"Too bad," said the girl penitently. "But, of course, there's Smith."
"Why, certainly there's Smith. What a God-send that chap is. He is always on the spot. But Cameron is home. I see his horse. Let us go in and face the music."
They found an excited group standing in the kitchen, Mandy with a letter in her hand.
"Oh, here you are at last!" she cried. "Where have you—" She glanced at Moira's face and then at the doctor's and stopped abruptly.
"Hello, what's up?" cried the doctor.
"We have got a letter—such a letter!" cried Mandy. "Read it. Read it aloud, Doctor." She thrust the letter into his hand. The doctor cleared his throat, struck an attitude, and read aloud:
"My dear Cameron:
"It gives me great pleasure to say for the officers of the Police Force in the South West district and for myself that we greatly appreciate the distinguished services you rendered during the past six months in your patrol of the Sun Dance Trail. It was a work of difficulty and danger and one of the highest importance to the country. I feel sure it will gratify you to know that the attention of the Government has been specially called to the creditable manner in which you have performed your duty, and I have no doubt that the Government will suitably express its appreciation of your services in due time. But, as you are aware, in the Force to which we have the honor to belong, we do not look for recognition, preferring to find a sufficient reward in duty done.
"Permit me also to say that we recognize and appreciate the spirit of devotion showed by Mrs. Cameron during these trying months in so cheerfully and loyally giving you up to this service.
"May I add that in this rebellion to my mind the most critical factor was the attitude of the great Blackfeet Confederacy.
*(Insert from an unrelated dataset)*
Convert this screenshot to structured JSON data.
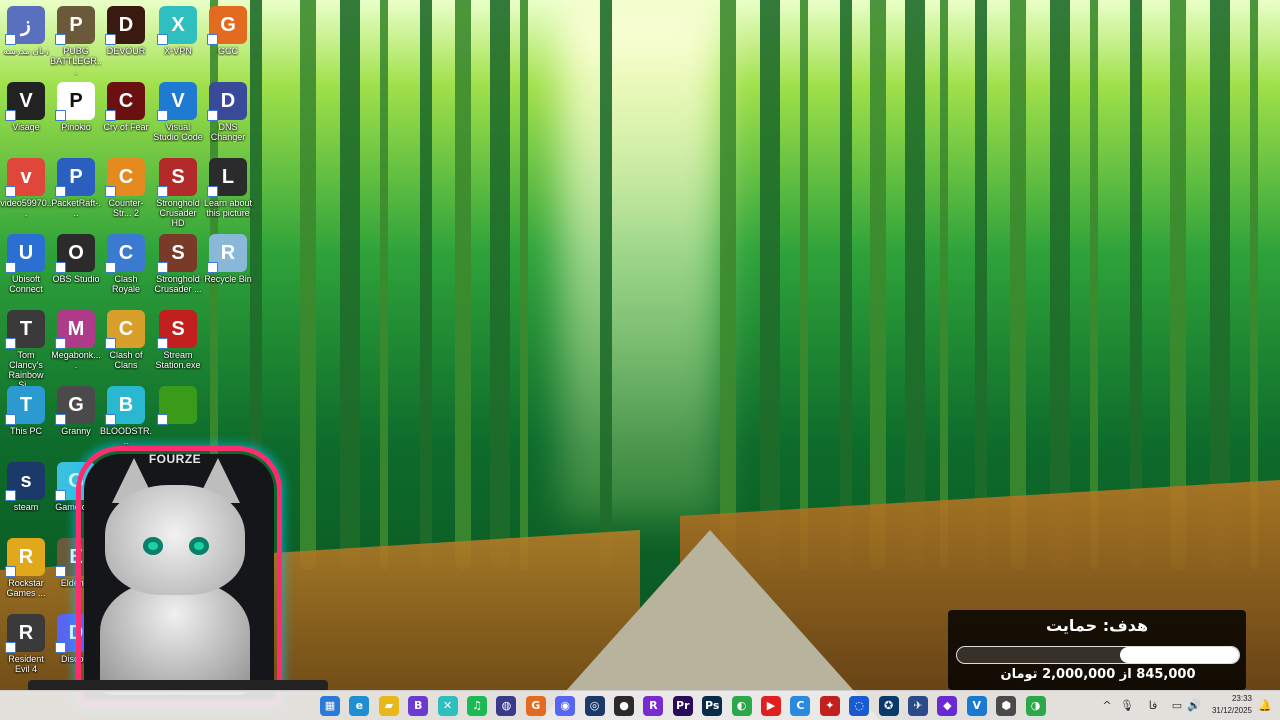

Every possible effort was made by the half-breeds and Northern Indians to seduce Crowfoot and his people from their loyalty, and their most able and unscrupulous agent in this attempt was the Sioux Indian known among us as The Copperhead. That he failed utterly in his schemes and that Crowfoot remained loyal I believe is due to the splendid work of the officers and members of our Force in the South West district, but especially to your splendid services as the Patrol of the Sun Dance Trail."
"And signed by the big Chief himself, the Commissioner," cried Dr. Martin. "What do you think of that, Baby?" he continued, catching the baby from its mother's arms. "What do you think of your daddy?" The doctor pirouetted round the room with the baby in his arms, that young person regarding the whole performance apparently with grave and profound satisfaction.
"Your horse is ready," said Smith, coming in at the door.
"Your horse?" cried Cameron.
"Oh—I forgot," said the doctor. "Ah—I don't think I want him to-night, Smith."
"You are not going to-night, then?" inquired Mandy in delighted surprise.
"No—I—in fact, I believe I have changed my mind about that. I have, been—ah—persuaded to remain."
"Oh, I see," cried Mandy in supreme delight. Then turning swiftly upon her sister-in-law who stood beside the doctor, her face in a radiant glow, she added, "Then what did you mean by—by—what we saw this afternoon?"
A deeper red dyed the girl's cheeks.
"What are you talking about?" cried Dr. Martin. "Oh, that kissing Smith business."
"I couldn't just help it!" burst out Moira. "He was so happy."
"Going to be married, you know," interjected the doctor.
"Just so," cried the doctor. "Oh, pshaw! that's all right! I'd kiss Smith myself. I feel like doing it this blessed minute. Where is he? Smith! Where are you?" But Smith had escaped. "Smith's all right, I say, and so are we, eh, Moira?" He slipped his arm round the blushing girl.
"Oh, I am so glad," cried Mandy, beaming upon them. "And you are not going East after all?"
"East? Not I! The West for me. I am going to stay right in it—with the Inspector here—and with you, Mrs. Cameron—and with my sweetheart—and yes, certainly with the Patrol of the Sun Dance Trail."